The persons depicted in the images are cherished and important to our lives if they are a visible part of our life of prayer. They are real people, like us and the members of our families if they are among our collection of family photos and images. In the church, icons are not only religious artifacts, but images that bear personal meaning with a deeper reality of the life of those depicted. Some of them were handed down from our parents and grandparents who worshipped with them. Their faith becomes our faith insofar as it is lived and not just proclaimed as our own.
Second, the icons of Christ and all His Saints—the Virgin Mary, the Prophets, Apostles, Martyrs, Confessors, Ascetics, and Fathers—remind us that we all belong to one family of God. God worked patiently and lovingly through these men and women in history to open the gates of the His Kingdom for us. The story of the Bible and the story of the Church is the story of Almighty God working through His people with grace, forgiveness, truth, love, and salvation. It is a story of faith, a celebration of faith, a song of faith, a triumph of faith amidst trials and sufferings. And the story continues in every land, every parish, and every Christian family today! God continues working in our midst, gathering His people into His Kingdom. The past examples and heroes of the faith are one with us and we belong to each other. God unites us all in Christ by the grace of His Spirit.

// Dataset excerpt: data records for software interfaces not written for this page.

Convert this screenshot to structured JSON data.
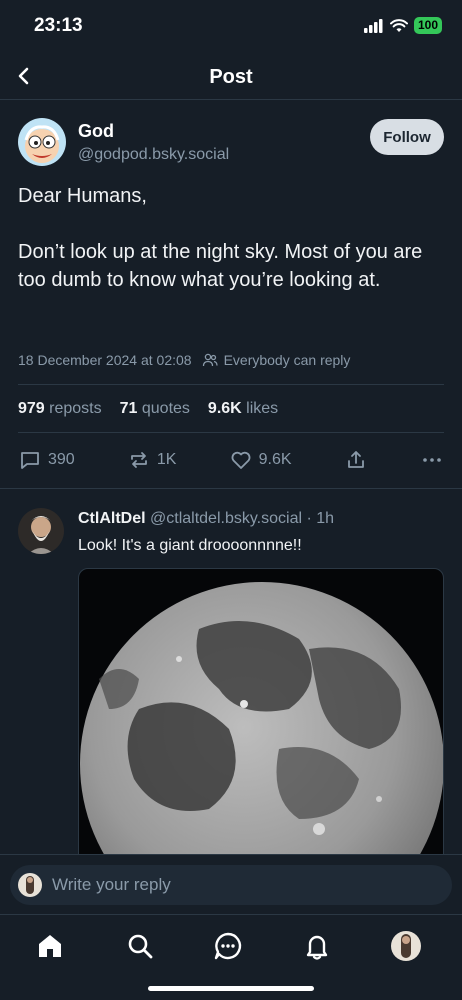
{
  "status_bar": {
    "time": "23:13",
    "battery": "100"
  },
  "nav": {
    "title": "Post"
  },
  "post": {
    "author_name": "God",
    "author_handle": "@godpod.bsky.social",
    "follow_label": "Follow",
    "text": "Dear Humans,\n\nDon’t look up at the night sky. Most of you are too dumb to know what you’re looking at.",
    "timestamp": "18 December 2024 at 02:08",
    "reply_setting": "Everybody can reply",
    "stats": {
      "reposts_count": "979",
      "reposts_label": "reposts",
      "quotes_count": "71",
      "quotes_label": "quotes",
      "likes_count": "9.6K",
      "likes_label": "likes"
    },
    "actions": {
      "replies": "390",
      "reposts": "1K",
      "likes": "9.6K"
    }
  },
  "reply": {
    "author_name": "CtlAltDel",
    "author_handle": "@ctlaltdel.bsky.social",
    "time": "· 1h",
    "text": "Look! It's a giant droooonnnne!!"
  },
  "composer": {
    "placeholder": "Write your reply"
  },
  "tabs": [
    "home",
    "search",
    "chat",
    "notifications",
    "profile"
  ],
  "colors": {
    "background": "#161e27",
    "muted": "#8a9aa9",
    "follow_bg": "#d8dee4",
    "battery": "#34c759"
  }
}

Just as we express our Christian faith by means of bread, wine, water, and music, so also we express our faith through icons. Icons are symbols, not idols. Icons are venerated, not worshipped. When we venerate icons the honor is directed to Christ or to the saint depicted on the icon, not to the wood, paint, or colors of the icon. The power of icons is not mechanical or magical, but spiritual. It is a working of God’s grace in the act of a personal expression of faith and through the intercessory prayers of the saints who live in God’s glory. Icons teach us about Christ and His ministry, as well as about the saints and their record of faith. As sacred art, icons are windows to heaven: they help us to realize a “new and transfigured creation”, the triumph of Christ over Satan and the renewal of the fallen world. In the words of St. John of Damascus: The icon is a song of triumph, and a revelation, and an enduring witness to the victory of the saints.
These images are important to us because they not only serve as reminders of our heritage, just as family photographs provide us with the remembrance of our loved ones. Holy icons are one other means of expressing spiritual realities and truths beyond words spoken or written. Ironically, icons help us to focus upon the unseen reality of the Kingdom of God in a way that raises our hearts and minds to the presence of God and all who have been saved and are alive by virtue of the Resurrection.